Impressively, it was the first time since the 1984 Olympic Games that one country had won medals in both the women's and men's 400 metres.
Unseen but highly rated during her days at Manchester High School, Graham had matured at college in the United States all the way to third place in 49.88 seconds at the 1999 World Championships. In Sydney, host of the 2000 Games, she cruised into the final and at 8:10 pm, local time, she blazed out to an early lead. Mere weeks past her 27th birthday, the slim Jamaican had hustled the first 200 metres and kept going.
Home favourite Cathy Freeman went by to win with Graham holding off Britain's Katharine Merry for the silver with a personal time of 49.58 seconds. Graham was overjoyed. Speaking years later to the IAAF, she reflected, “There is a huge heritage with Jamaica’s 400 metres men at the Olympics so to become the first woman to get a medal over that distance was an incredible feeling that has stayed with me ever since.”
Haughton strode to his blocks in lane 8 for his first individual Olympic final at 8:25 pm local time. "I'd missed out on my first Olympics in the individual 400 metres so it was something that I looked forward to because I wanted to be a part of history so as usual once I was in the blocks, I was telling myself that this is something that I wanted through all my life and I wasn't going to blow it."

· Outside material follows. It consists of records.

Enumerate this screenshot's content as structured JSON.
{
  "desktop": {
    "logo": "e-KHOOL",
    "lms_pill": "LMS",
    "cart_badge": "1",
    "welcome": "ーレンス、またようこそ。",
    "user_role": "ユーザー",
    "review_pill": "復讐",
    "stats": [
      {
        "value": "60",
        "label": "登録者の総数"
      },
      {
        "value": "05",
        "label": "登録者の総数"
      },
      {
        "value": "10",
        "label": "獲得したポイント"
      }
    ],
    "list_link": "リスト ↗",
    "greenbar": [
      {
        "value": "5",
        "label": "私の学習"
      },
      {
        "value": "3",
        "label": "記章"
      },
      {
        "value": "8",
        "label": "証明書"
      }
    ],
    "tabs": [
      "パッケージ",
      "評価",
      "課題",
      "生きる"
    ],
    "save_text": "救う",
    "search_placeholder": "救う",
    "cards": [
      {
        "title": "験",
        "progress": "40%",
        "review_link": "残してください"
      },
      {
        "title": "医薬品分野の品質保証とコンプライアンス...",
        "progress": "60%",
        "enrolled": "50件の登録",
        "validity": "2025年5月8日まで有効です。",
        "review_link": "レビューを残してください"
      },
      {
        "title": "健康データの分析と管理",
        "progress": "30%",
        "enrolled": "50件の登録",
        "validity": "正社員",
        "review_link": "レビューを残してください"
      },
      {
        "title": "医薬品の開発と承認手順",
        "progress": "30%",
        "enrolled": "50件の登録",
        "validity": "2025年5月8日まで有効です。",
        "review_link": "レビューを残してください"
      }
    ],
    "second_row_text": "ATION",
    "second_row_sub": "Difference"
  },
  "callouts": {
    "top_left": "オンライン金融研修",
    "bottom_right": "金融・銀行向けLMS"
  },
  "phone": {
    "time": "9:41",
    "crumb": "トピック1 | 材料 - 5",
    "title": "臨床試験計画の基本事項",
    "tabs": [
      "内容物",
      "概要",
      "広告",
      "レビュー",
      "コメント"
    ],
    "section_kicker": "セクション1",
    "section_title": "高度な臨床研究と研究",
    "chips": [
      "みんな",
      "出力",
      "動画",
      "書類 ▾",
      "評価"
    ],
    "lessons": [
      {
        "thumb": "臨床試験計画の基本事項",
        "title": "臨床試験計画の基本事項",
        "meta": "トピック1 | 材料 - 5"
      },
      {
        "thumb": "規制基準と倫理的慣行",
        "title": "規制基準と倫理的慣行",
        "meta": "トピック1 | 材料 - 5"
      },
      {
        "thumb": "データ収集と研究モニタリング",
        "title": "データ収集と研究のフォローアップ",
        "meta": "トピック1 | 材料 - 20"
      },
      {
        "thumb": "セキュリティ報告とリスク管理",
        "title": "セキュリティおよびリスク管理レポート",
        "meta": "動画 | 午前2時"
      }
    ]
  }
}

Just like Graham, Haughton flew through 200 metres. He reached the top of the home straight with training partner Michael Johnson drawing level at 32.1. "I knew with me going out so fast that it was a risk to some degree and it would take away a little bit at the end of the race but I was prepared to do that", he reflected last week.
He held his form as US number 2 Alvin Harrison rushed forward. "After I saw Michael pass and I saw Harrison pass, I started saying to myself, nobody else is going to pass. I rather dive over the finish line", Gregory resolved as he ran the last 50 metres. His focus got him the bronze behind the two Americans in 44.70 seconds.
Also in that final was Greg's compatriot Danny McFarlane.
48 years had passed since George Rhoden and Herb McKenley went 1-2 in 1952. Asked if he had been aware of the historical significance of his effort, the 1995 World Championships bronze medal winner replied, "In the moment, I wasn't really thinking about the history. I was thinking about getting it over with, but it's a humbling experience to be associated with people like the Herb McKenleys the George Rhodens, the Arthur Wints, because all my life I trained for this and if I told you one day, it would have been a possibility, I would be lying."
Humbled by his achievement, Greg recalled, "people didn't see me cry but if you notice at the end of the race, I was on my back and I was looking up in the sky, I was crying literally and crying within because I'm saying God, you gave me this opportunity to at least win an individual Olympic medal which myself I am eternally grateful."